◆ Task instructions
Out of the records below, copy all lines in which the word "JSON" occurs.

*** Information

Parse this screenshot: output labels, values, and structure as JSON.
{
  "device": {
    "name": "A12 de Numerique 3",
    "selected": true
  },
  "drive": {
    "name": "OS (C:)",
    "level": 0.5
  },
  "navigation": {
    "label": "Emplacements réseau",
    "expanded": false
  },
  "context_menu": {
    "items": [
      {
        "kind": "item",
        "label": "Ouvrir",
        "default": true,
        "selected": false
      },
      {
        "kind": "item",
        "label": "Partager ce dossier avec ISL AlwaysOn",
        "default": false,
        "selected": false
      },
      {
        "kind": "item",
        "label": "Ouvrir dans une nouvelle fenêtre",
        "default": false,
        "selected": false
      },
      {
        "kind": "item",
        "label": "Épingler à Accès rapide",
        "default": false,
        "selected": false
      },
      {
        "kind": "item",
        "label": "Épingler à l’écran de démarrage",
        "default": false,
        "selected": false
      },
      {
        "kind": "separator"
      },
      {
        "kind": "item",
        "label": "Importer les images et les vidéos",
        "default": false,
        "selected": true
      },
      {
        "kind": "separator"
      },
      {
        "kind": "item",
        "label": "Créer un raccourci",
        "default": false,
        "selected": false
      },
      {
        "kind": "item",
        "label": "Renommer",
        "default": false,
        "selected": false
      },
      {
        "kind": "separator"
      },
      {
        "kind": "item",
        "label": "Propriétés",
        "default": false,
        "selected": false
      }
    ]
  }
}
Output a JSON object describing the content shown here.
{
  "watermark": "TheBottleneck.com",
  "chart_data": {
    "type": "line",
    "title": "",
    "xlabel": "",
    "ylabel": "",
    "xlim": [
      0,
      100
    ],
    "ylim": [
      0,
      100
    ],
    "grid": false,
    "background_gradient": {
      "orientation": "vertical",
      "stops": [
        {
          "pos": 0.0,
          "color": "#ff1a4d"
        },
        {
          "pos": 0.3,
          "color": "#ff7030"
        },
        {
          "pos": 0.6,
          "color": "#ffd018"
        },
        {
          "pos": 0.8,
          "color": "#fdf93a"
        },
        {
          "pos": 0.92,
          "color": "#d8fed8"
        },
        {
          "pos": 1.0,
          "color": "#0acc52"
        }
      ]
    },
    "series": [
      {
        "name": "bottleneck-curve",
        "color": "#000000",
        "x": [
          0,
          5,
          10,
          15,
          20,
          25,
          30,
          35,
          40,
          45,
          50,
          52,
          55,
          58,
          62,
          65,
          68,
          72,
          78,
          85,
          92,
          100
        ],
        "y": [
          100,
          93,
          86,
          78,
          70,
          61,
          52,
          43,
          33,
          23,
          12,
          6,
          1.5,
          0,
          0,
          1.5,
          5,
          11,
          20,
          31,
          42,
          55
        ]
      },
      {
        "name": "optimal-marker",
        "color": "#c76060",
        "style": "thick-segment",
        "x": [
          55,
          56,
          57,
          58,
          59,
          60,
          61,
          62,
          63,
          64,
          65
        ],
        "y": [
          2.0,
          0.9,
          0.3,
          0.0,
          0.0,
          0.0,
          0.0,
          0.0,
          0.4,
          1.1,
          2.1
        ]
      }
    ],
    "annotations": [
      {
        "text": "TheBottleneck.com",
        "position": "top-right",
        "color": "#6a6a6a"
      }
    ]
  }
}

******

◆ Response
Parse this screenshot: output labels, values, and structure as JSON.
Output a JSON object describing the content shown here.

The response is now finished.